__WHAT YOU SHOULD DO__.
The task calls for every line of the data to be repeated exactly.

__PROVIDED MATERIAL__.

◆ ◆ ◆

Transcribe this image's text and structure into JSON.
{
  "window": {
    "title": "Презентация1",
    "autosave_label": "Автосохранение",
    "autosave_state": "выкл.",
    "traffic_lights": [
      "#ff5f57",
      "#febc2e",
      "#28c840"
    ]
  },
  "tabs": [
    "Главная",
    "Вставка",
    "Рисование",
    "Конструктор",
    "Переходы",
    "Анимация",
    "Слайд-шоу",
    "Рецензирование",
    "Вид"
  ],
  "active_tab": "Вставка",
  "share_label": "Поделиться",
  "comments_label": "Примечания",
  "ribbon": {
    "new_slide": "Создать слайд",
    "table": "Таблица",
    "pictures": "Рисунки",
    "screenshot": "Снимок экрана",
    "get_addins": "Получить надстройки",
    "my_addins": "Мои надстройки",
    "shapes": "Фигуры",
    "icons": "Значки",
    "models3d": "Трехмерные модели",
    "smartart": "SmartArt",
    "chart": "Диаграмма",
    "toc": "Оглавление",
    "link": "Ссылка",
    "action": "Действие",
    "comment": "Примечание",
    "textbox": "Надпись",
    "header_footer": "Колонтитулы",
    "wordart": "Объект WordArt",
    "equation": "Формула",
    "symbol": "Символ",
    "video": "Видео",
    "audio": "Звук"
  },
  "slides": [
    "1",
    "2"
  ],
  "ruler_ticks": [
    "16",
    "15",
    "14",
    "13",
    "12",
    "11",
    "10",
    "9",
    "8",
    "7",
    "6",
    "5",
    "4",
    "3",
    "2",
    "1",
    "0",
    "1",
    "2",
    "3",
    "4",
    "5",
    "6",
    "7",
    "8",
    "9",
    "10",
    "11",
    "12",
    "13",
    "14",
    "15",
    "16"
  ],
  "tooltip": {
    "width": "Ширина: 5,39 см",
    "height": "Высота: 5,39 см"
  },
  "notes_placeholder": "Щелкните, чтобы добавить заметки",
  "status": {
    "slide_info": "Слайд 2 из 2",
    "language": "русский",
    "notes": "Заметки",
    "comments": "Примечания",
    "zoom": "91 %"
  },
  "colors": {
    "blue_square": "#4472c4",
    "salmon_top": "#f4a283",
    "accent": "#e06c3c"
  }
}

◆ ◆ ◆

__OUTPUT BELOW__.
Transcribe this image's text and structure into JSON.
{
  "window": {
    "title": "Презентация1",
    "autosave_label": "Автосохранение",
    "autosave_state": "выкл.",
    "traffic_lights": [
      "#ff5f57",
      "#febc2e",
      "#28c840"
    ]
  },
  "tabs": [
    "Главная",
    "Вставка",
    "Рисование",
    "Конструктор",
    "Переходы",
    "Анимация",
    "Слайд-шоу",
    "Рецензирование",
    "Вид"
  ],
  "active_tab": "Вставка",
  "share_label": "Поделиться",
  "comments_label": "Примечания",
  "ribbon": {
    "new_slide": "Создать слайд",
    "table": "Таблица",
    "pictures": "Рисунки",
    "screenshot": "Снимок экрана",
    "get_addins": "Получить надстройки",
    "my_addins": "Мои надстройки",
    "shapes": "Фигуры",
    "icons": "Значки",
    "models3d": "Трехмерные модели",
    "smartart": "SmartArt",
    "chart": "Диаграмма",
    "toc": "Оглавление",
    "link": "Ссылка",
    "action": "Действие",
    "comment": "Примечание",
    "textbox": "Надпись",
    "header_footer": "Колонтитулы",
    "wordart": "Объект WordArt",
    "equation": "Формула",
    "symbol": "Символ",
    "video": "Видео",
    "audio": "Звук"
  },
  "slides": [
    "1",
    "2"
  ],
  "ruler_ticks": [
    "16",
    "15",
    "14",
    "13",
    "12",
    "11",
    "10",
    "9",
    "8",
    "7",
    "6",
    "5",
    "4",
    "3",
    "2",
    "1",
    "0",
    "1",
    "2",
    "3",
    "4",
    "5",
    "6",
    "7",
    "8",
    "9",
    "10",
    "11",
    "12",
    "13",
    "14",
    "15",
    "16"
  ],
  "tooltip": {
    "width": "Ширина: 5,39 см",
    "height": "Высота: 5,39 см"
  },
  "notes_placeholder": "Щелкните, чтобы добавить заметки",
  "status": {
    "slide_info": "Слайд 2 из 2",
    "language": "русский",
    "notes": "Заметки",
    "comments": "Примечания",
    "zoom": "91 %"
  },
  "colors": {
    "blue_square": "#4472c4",
    "salmon_top": "#f4a283",
    "accent": "#e06c3c"
  }
}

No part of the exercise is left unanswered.